## Given data
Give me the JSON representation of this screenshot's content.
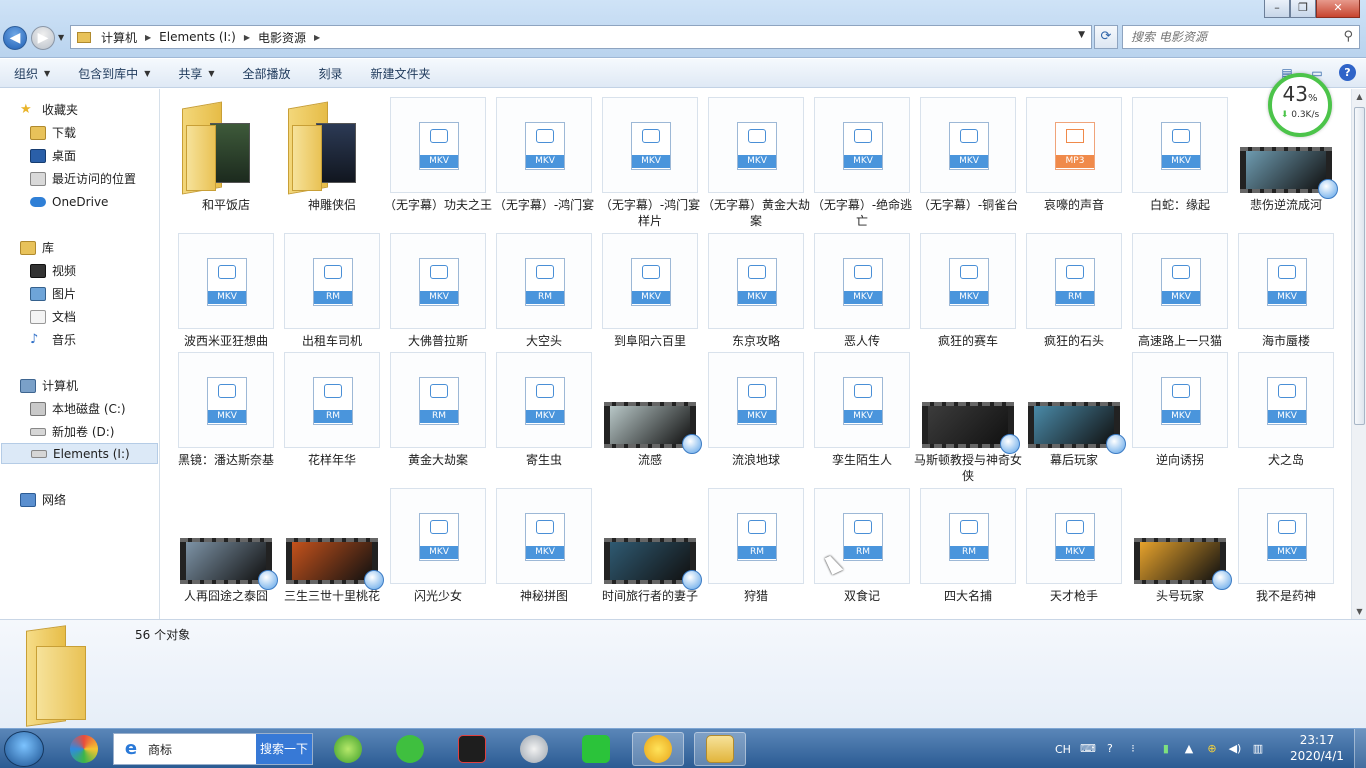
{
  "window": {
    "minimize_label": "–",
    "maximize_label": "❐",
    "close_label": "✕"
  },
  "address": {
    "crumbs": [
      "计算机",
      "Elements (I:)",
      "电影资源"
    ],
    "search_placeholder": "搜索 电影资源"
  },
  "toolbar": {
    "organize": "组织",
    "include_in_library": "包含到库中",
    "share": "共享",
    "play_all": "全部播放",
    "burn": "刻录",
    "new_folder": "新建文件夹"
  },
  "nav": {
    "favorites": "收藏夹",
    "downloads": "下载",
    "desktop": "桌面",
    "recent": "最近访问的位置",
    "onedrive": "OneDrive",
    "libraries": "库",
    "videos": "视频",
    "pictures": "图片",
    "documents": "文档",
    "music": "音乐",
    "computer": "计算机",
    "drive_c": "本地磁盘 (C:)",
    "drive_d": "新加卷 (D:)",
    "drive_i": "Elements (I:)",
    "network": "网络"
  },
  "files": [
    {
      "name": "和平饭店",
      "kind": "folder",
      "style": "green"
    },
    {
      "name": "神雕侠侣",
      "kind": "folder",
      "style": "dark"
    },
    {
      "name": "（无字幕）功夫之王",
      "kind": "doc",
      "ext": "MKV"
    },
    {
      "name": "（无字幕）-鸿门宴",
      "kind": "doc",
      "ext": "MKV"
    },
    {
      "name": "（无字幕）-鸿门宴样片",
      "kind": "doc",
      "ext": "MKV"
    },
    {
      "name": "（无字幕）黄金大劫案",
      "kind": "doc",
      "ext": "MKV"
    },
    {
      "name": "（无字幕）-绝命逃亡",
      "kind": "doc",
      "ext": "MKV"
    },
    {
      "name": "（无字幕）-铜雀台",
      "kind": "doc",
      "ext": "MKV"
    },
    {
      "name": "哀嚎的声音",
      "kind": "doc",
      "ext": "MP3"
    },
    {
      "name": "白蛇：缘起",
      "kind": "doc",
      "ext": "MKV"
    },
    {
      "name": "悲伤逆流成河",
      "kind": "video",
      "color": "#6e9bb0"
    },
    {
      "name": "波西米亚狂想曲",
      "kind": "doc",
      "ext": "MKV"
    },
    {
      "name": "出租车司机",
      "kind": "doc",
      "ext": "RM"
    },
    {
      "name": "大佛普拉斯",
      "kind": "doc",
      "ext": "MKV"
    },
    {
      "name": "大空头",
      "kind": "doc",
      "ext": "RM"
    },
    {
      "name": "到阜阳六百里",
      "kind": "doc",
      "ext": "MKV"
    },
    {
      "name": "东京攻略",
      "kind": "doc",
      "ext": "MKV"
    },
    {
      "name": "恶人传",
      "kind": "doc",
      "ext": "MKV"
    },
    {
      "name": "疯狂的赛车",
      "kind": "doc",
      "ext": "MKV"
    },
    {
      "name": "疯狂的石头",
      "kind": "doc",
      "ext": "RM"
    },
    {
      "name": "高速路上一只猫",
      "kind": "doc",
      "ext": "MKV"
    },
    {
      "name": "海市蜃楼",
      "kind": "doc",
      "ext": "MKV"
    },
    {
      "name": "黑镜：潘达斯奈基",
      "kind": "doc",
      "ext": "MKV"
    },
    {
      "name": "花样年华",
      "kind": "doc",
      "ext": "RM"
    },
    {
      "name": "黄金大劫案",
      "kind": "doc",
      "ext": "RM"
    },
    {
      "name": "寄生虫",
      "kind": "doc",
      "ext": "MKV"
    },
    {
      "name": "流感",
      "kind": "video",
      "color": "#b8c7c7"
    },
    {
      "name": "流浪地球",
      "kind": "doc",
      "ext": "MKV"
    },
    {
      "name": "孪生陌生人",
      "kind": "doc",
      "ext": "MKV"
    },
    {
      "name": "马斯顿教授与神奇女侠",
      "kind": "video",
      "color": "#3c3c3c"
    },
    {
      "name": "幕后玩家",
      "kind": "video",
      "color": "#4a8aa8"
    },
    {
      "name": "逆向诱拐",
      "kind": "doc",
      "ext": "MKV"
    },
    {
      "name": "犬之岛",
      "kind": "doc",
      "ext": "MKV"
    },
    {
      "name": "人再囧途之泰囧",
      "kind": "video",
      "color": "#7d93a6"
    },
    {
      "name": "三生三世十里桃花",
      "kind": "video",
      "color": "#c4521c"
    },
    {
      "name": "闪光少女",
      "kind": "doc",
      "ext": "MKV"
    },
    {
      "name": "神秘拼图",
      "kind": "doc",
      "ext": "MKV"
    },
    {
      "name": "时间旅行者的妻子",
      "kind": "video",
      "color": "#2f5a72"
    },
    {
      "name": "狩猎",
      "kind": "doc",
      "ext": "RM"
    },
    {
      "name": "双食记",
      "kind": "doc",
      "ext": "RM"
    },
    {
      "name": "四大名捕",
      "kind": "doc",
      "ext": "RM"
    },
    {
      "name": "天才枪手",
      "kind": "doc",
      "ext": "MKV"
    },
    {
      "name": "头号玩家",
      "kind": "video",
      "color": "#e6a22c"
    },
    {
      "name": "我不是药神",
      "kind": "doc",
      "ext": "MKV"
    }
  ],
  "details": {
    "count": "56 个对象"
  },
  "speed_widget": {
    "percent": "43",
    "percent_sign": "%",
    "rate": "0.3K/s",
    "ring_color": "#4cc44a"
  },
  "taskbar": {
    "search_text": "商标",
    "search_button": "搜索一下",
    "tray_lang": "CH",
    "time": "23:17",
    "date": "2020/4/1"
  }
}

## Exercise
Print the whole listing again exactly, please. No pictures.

## Reply
Give me the JSON representation of this screenshot's content.
{
  "window": {
    "minimize_label": "–",
    "maximize_label": "❐",
    "close_label": "✕"
  },
  "address": {
    "crumbs": [
      "计算机",
      "Elements (I:)",
      "电影资源"
    ],
    "search_placeholder": "搜索 电影资源"
  },
  "toolbar": {
    "organize": "组织",
    "include_in_library": "包含到库中",
    "share": "共享",
    "play_all": "全部播放",
    "burn": "刻录",
    "new_folder": "新建文件夹"
  },
  "nav": {
    "favorites": "收藏夹",
    "downloads": "下载",
    "desktop": "桌面",
    "recent": "最近访问的位置",
    "onedrive": "OneDrive",
    "libraries": "库",
    "videos": "视频",
    "pictures": "图片",
    "documents": "文档",
    "music": "音乐",
    "computer": "计算机",
    "drive_c": "本地磁盘 (C:)",
    "drive_d": "新加卷 (D:)",
    "drive_i": "Elements (I:)",
    "network": "网络"
  },
  "files": [
    {
      "name": "和平饭店",
      "kind": "folder",
      "style": "green"
    },
    {
      "name": "神雕侠侣",
      "kind": "folder",
      "style": "dark"
    },
    {
      "name": "（无字幕）功夫之王",
      "kind": "doc",
      "ext": "MKV"
    },
    {
      "name": "（无字幕）-鸿门宴",
      "kind": "doc",
      "ext": "MKV"
    },
    {
      "name": "（无字幕）-鸿门宴样片",
      "kind": "doc",
      "ext": "MKV"
    },
    {
      "name": "（无字幕）黄金大劫案",
      "kind": "doc",
      "ext": "MKV"
    },
    {
      "name": "（无字幕）-绝命逃亡",
      "kind": "doc",
      "ext": "MKV"
    },
    {
      "name": "（无字幕）-铜雀台",
      "kind": "doc",
      "ext": "MKV"
    },
    {
      "name": "哀嚎的声音",
      "kind": "doc",
      "ext": "MP3"
    },
    {
      "name": "白蛇：缘起",
      "kind": "doc",
      "ext": "MKV"
    },
    {
      "name": "悲伤逆流成河",
      "kind": "video",
      "color": "#6e9bb0"
    },
    {
      "name": "波西米亚狂想曲",
      "kind": "doc",
      "ext": "MKV"
    },
    {
      "name": "出租车司机",
      "kind": "doc",
      "ext": "RM"
    },
    {
      "name": "大佛普拉斯",
      "kind": "doc",
      "ext": "MKV"
    },
    {
      "name": "大空头",
      "kind": "doc",
      "ext": "RM"
    },
    {
      "name": "到阜阳六百里",
      "kind": "doc",
      "ext": "MKV"
    },
    {
      "name": "东京攻略",
      "kind": "doc",
      "ext": "MKV"
    },
    {
      "name": "恶人传",
      "kind": "doc",
      "ext": "MKV"
    },
    {
      "name": "疯狂的赛车",
      "kind": "doc",
      "ext": "MKV"
    },
    {
      "name": "疯狂的石头",
      "kind": "doc",
      "ext": "RM"
    },
    {
      "name": "高速路上一只猫",
      "kind": "doc",
      "ext": "MKV"
    },
    {
      "name": "海市蜃楼",
      "kind": "doc",
      "ext": "MKV"
    },
    {
      "name": "黑镜：潘达斯奈基",
      "kind": "doc",
      "ext": "MKV"
    },
    {
      "name": "花样年华",
      "kind": "doc",
      "ext": "RM"
    },
    {
      "name": "黄金大劫案",
      "kind": "doc",
      "ext": "RM"
    },
    {
      "name": "寄生虫",
      "kind": "doc",
      "ext": "MKV"
    },
    {
      "name": "流感",
      "kind": "video",
      "color": "#b8c7c7"
    },
    {
      "name": "流浪地球",
      "kind": "doc",
      "ext": "MKV"
    },
    {
      "name": "孪生陌生人",
      "kind": "doc",
      "ext": "MKV"
    },
    {
      "name": "马斯顿教授与神奇女侠",
      "kind": "video",
      "color": "#3c3c3c"
    },
    {
      "name": "幕后玩家",
      "kind": "video",
      "color": "#4a8aa8"
    },
    {
      "name": "逆向诱拐",
      "kind": "doc",
      "ext": "MKV"
    },
    {
      "name": "犬之岛",
      "kind": "doc",
      "ext": "MKV"
    },
    {
      "name": "人再囧途之泰囧",
      "kind": "video",
      "color": "#7d93a6"
    },
    {
      "name": "三生三世十里桃花",
      "kind": "video",
      "color": "#c4521c"
    },
    {
      "name": "闪光少女",
      "kind": "doc",
      "ext": "MKV"
    },
    {
      "name": "神秘拼图",
      "kind": "doc",
      "ext": "MKV"
    },
    {
      "name": "时间旅行者的妻子",
      "kind": "video",
      "color": "#2f5a72"
    },
    {
      "name": "狩猎",
      "kind": "doc",
      "ext": "RM"
    },
    {
      "name": "双食记",
      "kind": "doc",
      "ext": "RM"
    },
    {
      "name": "四大名捕",
      "kind": "doc",
      "ext": "RM"
    },
    {
      "name": "天才枪手",
      "kind": "doc",
      "ext": "MKV"
    },
    {
      "name": "头号玩家",
      "kind": "video",
      "color": "#e6a22c"
    },
    {
      "name": "我不是药神",
      "kind": "doc",
      "ext": "MKV"
    }
  ],
  "details": {
    "count": "56 个对象"
  },
  "speed_widget": {
    "percent": "43",
    "percent_sign": "%",
    "rate": "0.3K/s",
    "ring_color": "#4cc44a"
  },
  "taskbar": {
    "search_text": "商标",
    "search_button": "搜索一下",
    "tray_lang": "CH",
    "time": "23:17",
    "date": "2020/4/1"
  }
}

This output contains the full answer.